By 1:00 a.m., one suspect was in custody and a second was detained. The first suspect had an explosive on his chest that exploded when apprehended. Reports were scattered, with police from MIT, Cambridge, Boston, Brookline, Boston University, the Massachusetts State Police, and others responding to the scene. Several minutes later, fears of more improvised explosive devices led to an order to all police officers: Turn off your cell phones immediately. As members of the media arrived on the scene, they were subject to the same requirement. Fortunately, any explosions after this point are reported to have been controlled detonations, not attacks.

At 1:07 a.m., a second person was apprehended and held prone at gunpoint while officials — and possibly robots — scanned the area around him for explosives. As information propagated between the various police departments and across several channels of communication, it became clear that this second person was not the suspect they were looking for and the manhunt resumed.

Evidence, including motor vehicles and explosive devices, has been located at the scene. However, the second suspect remains at large as of press time. A “strong perimeter” has been established around the surrounding Watertown blocks, and officers are planning to conduct house-to-house searches with the aid of police dogs in the morning.

Links between the three events — the MIT shooting, the carjacking, and the violence in Watertown — were unconfirmed for most of the night. In a statement to The Boston Globe, Massachusetts State Police spokesman David Procopio said that the shooting at MIT and the events in Watertown seem appeared to be connected.

Questions about connections to the Boston Marathon Bombings have of course pervaded discussions and reporting. Boston Police Commissioner Davis has reported that the suspect at large is believed to be the second suspect in the Boston Marathon Bombings. It has now been confirmed that these suspects are the same as the marathon bombing suspects.

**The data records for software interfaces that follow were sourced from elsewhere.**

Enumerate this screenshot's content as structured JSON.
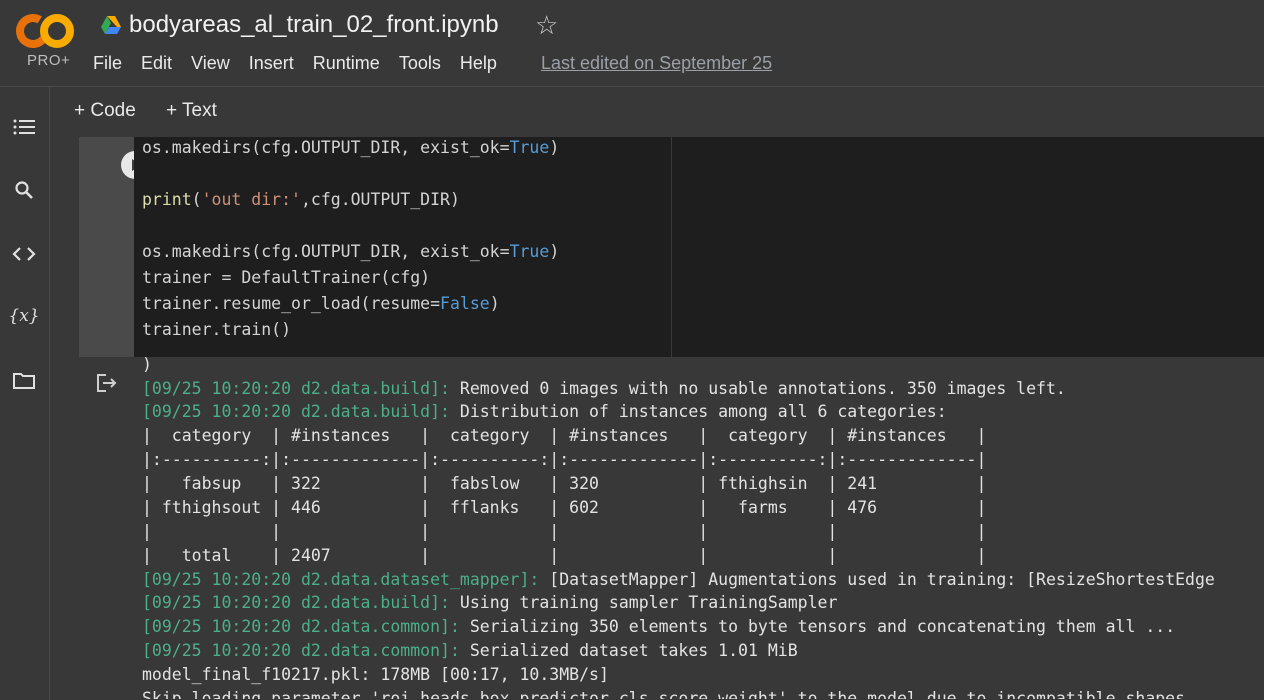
{
  "header": {
    "logo_text": "CO",
    "pro_label": "PRO+",
    "title": "bodyareas_al_train_02_front.ipynb",
    "star_glyph": "☆",
    "menu": [
      "File",
      "Edit",
      "View",
      "Insert",
      "Runtime",
      "Tools",
      "Help"
    ],
    "last_edited": "Last edited on September 25"
  },
  "sidebar": {
    "icons": [
      "table-of-contents-icon",
      "search-icon",
      "code-snippets-icon",
      "variables-icon",
      "folder-icon"
    ]
  },
  "toolbar": {
    "code_label": "+ Code",
    "text_label": "+ Text"
  },
  "code_cell": {
    "lines": [
      "os.makedirs(cfg.OUTPUT_DIR, exist_ok=True)",
      "",
      "print('out dir:',cfg.OUTPUT_DIR)",
      "",
      "os.makedirs(cfg.OUTPUT_DIR, exist_ok=True)",
      "trainer = DefaultTrainer(cfg)",
      "trainer.resume_or_load(resume=False)",
      "trainer.train()"
    ]
  },
  "output": {
    "lines": [
      {
        "prefix": "",
        "text": ")"
      },
      {
        "prefix": "[09/25 10:20:20 d2.data.build]:",
        "text": " Removed 0 images with no usable annotations. 350 images left."
      },
      {
        "prefix": "[09/25 10:20:20 d2.data.build]:",
        "text": " Distribution of instances among all 6 categories:"
      },
      {
        "prefix": "",
        "text": "|  category  | #instances   |  category  | #instances   |  category  | #instances   |"
      },
      {
        "prefix": "",
        "text": "|:----------:|:-------------|:----------:|:-------------|:----------:|:-------------|"
      },
      {
        "prefix": "",
        "text": "|   fabsup   | 322          |  fabslow   | 320          | fthighsin  | 241          |"
      },
      {
        "prefix": "",
        "text": "| fthighsout | 446          |  fflanks   | 602          |   farms    | 476          |"
      },
      {
        "prefix": "",
        "text": "|            |              |            |              |            |              |"
      },
      {
        "prefix": "",
        "text": "|   total    | 2407         |            |              |            |              |"
      },
      {
        "prefix": "[09/25 10:20:20 d2.data.dataset_mapper]:",
        "text": " [DatasetMapper] Augmentations used in training: [ResizeShortestEdge"
      },
      {
        "prefix": "[09/25 10:20:20 d2.data.build]:",
        "text": " Using training sampler TrainingSampler"
      },
      {
        "prefix": "[09/25 10:20:20 d2.data.common]:",
        "text": " Serializing 350 elements to byte tensors and concatenating them all ..."
      },
      {
        "prefix": "[09/25 10:20:20 d2.data.common]:",
        "text": " Serialized dataset takes 1.01 MiB"
      },
      {
        "prefix": "",
        "text": "model_final_f10217.pkl: 178MB [00:17, 10.3MB/s]"
      },
      {
        "prefix": "",
        "text": "Skip loading parameter 'roi_heads.box_predictor.cls_score.weight' to the model due to incompatible shapes"
      }
    ]
  },
  "colors": {
    "background": "#383838",
    "code_bg": "#1e1e1e",
    "keyword": "#569cd6",
    "string": "#ce9178",
    "log_prefix": "#4caf8a",
    "logo_orange": "#f9ab00",
    "logo_dark_orange": "#e8710a"
  }
}
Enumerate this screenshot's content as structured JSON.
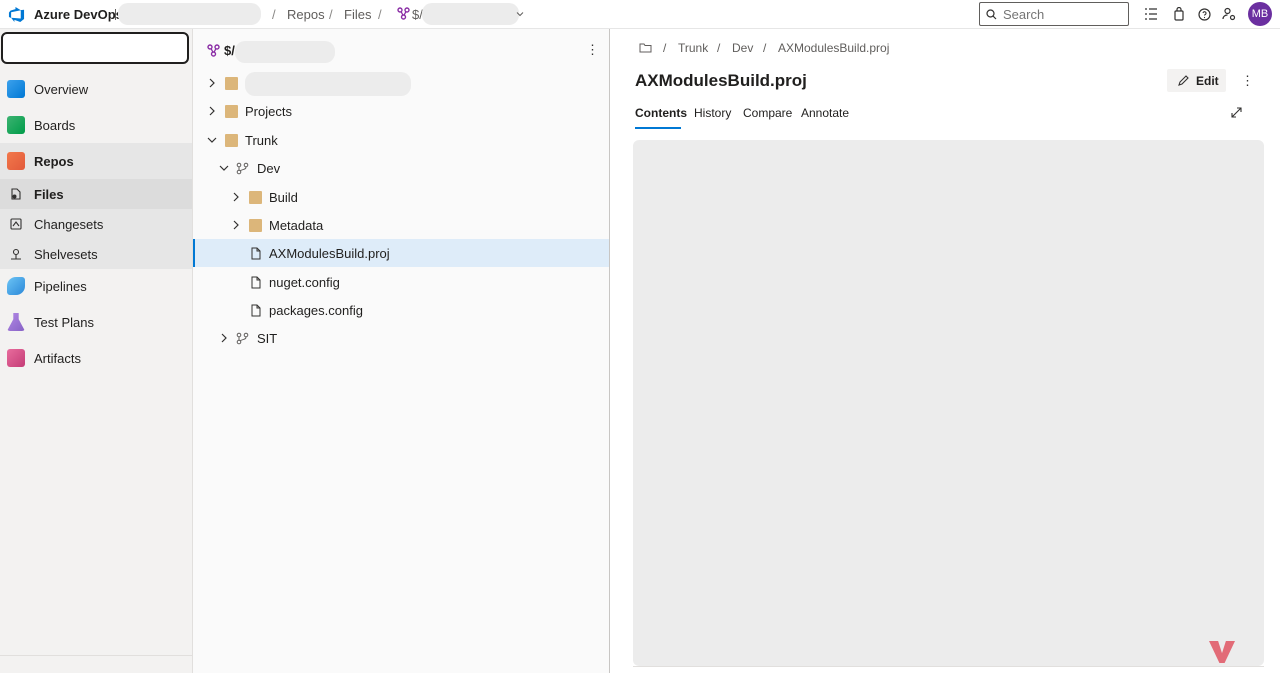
{
  "app": {
    "name": "Azure DevOps",
    "accent": "#0078d4",
    "avatar_initials": "MB",
    "avatar_color": "#6b2fa0"
  },
  "breadcrumbs": [
    "Repos",
    "Files",
    "$/"
  ],
  "search": {
    "placeholder": "Search",
    "value": ""
  },
  "toolbar_icons": [
    "list-check-icon",
    "shopping-bag-icon",
    "help-icon",
    "user-settings-icon"
  ],
  "leftnav": {
    "items": [
      {
        "label": "Overview",
        "icon": "overview-icon",
        "color": "#0078d4"
      },
      {
        "label": "Boards",
        "icon": "boards-icon",
        "color": "#009c49"
      },
      {
        "label": "Repos",
        "icon": "repos-icon",
        "color": "#e25a3b"
      },
      {
        "label": "Files",
        "icon": "files-icon"
      },
      {
        "label": "Changesets",
        "icon": "changesets-icon"
      },
      {
        "label": "Shelvesets",
        "icon": "shelvesets-icon"
      },
      {
        "label": "Pipelines",
        "icon": "pipelines-icon",
        "color": "#2b88d8"
      },
      {
        "label": "Test Plans",
        "icon": "test-plans-icon",
        "color": "#8661c5"
      },
      {
        "label": "Artifacts",
        "icon": "artifacts-icon",
        "color": "#c43c76"
      }
    ]
  },
  "tree": {
    "root_label": "$/",
    "rows": [
      {
        "label": "",
        "type": "folder",
        "expanded": false
      },
      {
        "label": "Projects",
        "type": "folder",
        "expanded": false
      },
      {
        "label": "Trunk",
        "type": "folder",
        "expanded": true
      },
      {
        "label": "Dev",
        "type": "branch",
        "expanded": true
      },
      {
        "label": "Build",
        "type": "folder",
        "expanded": false
      },
      {
        "label": "Metadata",
        "type": "folder",
        "expanded": false
      },
      {
        "label": "AXModulesBuild.proj",
        "type": "file",
        "selected": true
      },
      {
        "label": "nuget.config",
        "type": "file"
      },
      {
        "label": "packages.config",
        "type": "file"
      },
      {
        "label": "SIT",
        "type": "branch",
        "expanded": false
      }
    ]
  },
  "content": {
    "path": [
      "Trunk",
      "Dev",
      "AXModulesBuild.proj"
    ],
    "title": "AXModulesBuild.proj",
    "edit_label": "Edit",
    "tabs": [
      "Contents",
      "History",
      "Compare",
      "Annotate"
    ],
    "active_tab": "Contents"
  }
}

The campus response to the evening’s horrors has been one of hope and support. Similar to Monday, many have reached out to confirm friends are safe and aware of the events, as MIT mailing lists overflowed with constant updates. At 5:10 a.m., an email sent to the entire campus from Israel Ruiz and Eric Grimson cancelled Friday classes, saying, “The officer gave his life to defend the peace of our campus. His sacrifice will never be forgotten by the Institute.”

An email from Stephanie Birkhimer ’14 circulated on dormitory mailing lists: “I’m wearing black tomorrow in memory of the MIT officer who was killed tonight, and I invite you all to do the same. That could have easily been any one of us, and I’d like to show some respect to him for protecting us, and mourn the loss of a member of our community.” Students across campus have pledged to do the same.

Joanna Kao, Ethan A. Solomon, and Ian M. Gorodisher contributed reporting.